I gave a talk at the Common Solutions Group meeting on Social Software, Web2.0 and Folksonomies a couple of weeks ago. What followed was a very interesting discussion about the implications, possibilities and difficulties in dealing with social software in an academic (or enterprise setting).
On Monday (April 3, 2006), I was at University of Minnesota presenting on four topics. Below are links to the slides as PDFs:
- UW-Madison’s SOA Migration Strategy – what is it and how do we get one
- Folksonomy and Web 2.0
- IT Architecture – What is it and why 3 isn’t enough
- Identity Management Nouns and Verbs
Note that the Folksonomy slides are from an Internet2 version of the talk and are more inclusive than the slides I used at U-Minn. Actually, I meant to grab these slides not the ones that I used. There are a list of links of the URLs that I used in the Folksonomy demo here:
Here is the long list of links I use when I give my Folksonomy and Web2.0 talk…
There are three sections:
* Tagging and Multiple Tag browsing
* Folksonomy and Social Discovery
* Cool Apps, REST and RSS
I would also like to be able to tag calendar events with keywords then bring up a list of events that match a given keyword or suite of keywords. I have a bunch of presentations that I am giving on my calendar. I don’t remember what all of them are. I would like to search for events with the keyword: presenting and see the list. I have to go through my calendar, week by week, to look at the up-coming presentations.
Also, I want to be able to bind email to a calendar event. I have an email request to present at a given time and place. I want to be able to attach that email to the event.
Finally, I should be able to attach, flag, tag events which I do not control but have been invited too. I should be able to add my own notes for myself, my own details, etc. even though I do not control the invite.
I have been talking about the impact of “Web 2.0”, social software and folksonomies in regards to their possible impact on enterprise knowledge management.
* The Web 2.0 movement is about empowering people to publish their own content quickly and easily with a minimum of knowledge. Flickr, Youtube, del.icio.us, Blogger et al allow people to publish content with little knowledge of apache servers, domain name registrations and the rest of the system admin knowledge usually needed to run a web site.
* Social software (which Clay Shirky put as, “the stuff that gets spammed”) allows people share their content with others, to learn who is interested in their content and to learn who has interesting content. It is the “who” part that is of interest. Social software enables the discovery of people of interest similar to how Google enables the discovery of content of interest.

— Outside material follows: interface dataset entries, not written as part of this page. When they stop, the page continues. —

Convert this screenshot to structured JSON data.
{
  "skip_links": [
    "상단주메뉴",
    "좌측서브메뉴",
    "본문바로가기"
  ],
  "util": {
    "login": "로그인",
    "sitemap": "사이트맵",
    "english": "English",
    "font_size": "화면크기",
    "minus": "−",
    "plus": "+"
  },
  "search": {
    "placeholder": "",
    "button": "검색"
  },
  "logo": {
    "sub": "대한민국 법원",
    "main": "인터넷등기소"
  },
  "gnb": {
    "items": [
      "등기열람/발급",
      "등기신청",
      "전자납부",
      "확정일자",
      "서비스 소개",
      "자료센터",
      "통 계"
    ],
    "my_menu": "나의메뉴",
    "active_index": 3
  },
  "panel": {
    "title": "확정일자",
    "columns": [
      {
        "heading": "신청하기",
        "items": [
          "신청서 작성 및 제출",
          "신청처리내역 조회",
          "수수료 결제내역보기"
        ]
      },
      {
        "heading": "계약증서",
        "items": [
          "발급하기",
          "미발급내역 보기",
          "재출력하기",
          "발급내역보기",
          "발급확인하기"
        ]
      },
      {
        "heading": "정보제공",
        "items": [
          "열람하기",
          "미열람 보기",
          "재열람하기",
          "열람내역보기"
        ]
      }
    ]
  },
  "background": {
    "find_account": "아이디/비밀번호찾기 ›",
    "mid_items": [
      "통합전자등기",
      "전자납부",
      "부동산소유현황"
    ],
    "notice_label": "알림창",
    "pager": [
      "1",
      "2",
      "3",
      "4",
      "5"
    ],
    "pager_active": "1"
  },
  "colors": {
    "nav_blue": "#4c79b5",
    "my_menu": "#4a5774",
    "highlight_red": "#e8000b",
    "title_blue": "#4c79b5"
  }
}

* Folksonomies enable the loose classification of content. This classification is done by people and is not a rigid hierarchical taxonomy but a loose metadata based classification scheme. This classification scheme is great for informal content such as blog entries or URLs and content that may be interpreted differently by different social groups.
I just returned from EDUCAUSE where I met with several people from Xythos. Xythos has just announced Developer at Xythos – a collaboration web site aimed at helping users do creative things with the Xythos software. Kevin Wiggen, the CTO for Xythos, also announced a new initiative to spawn open source development around the Xythos API.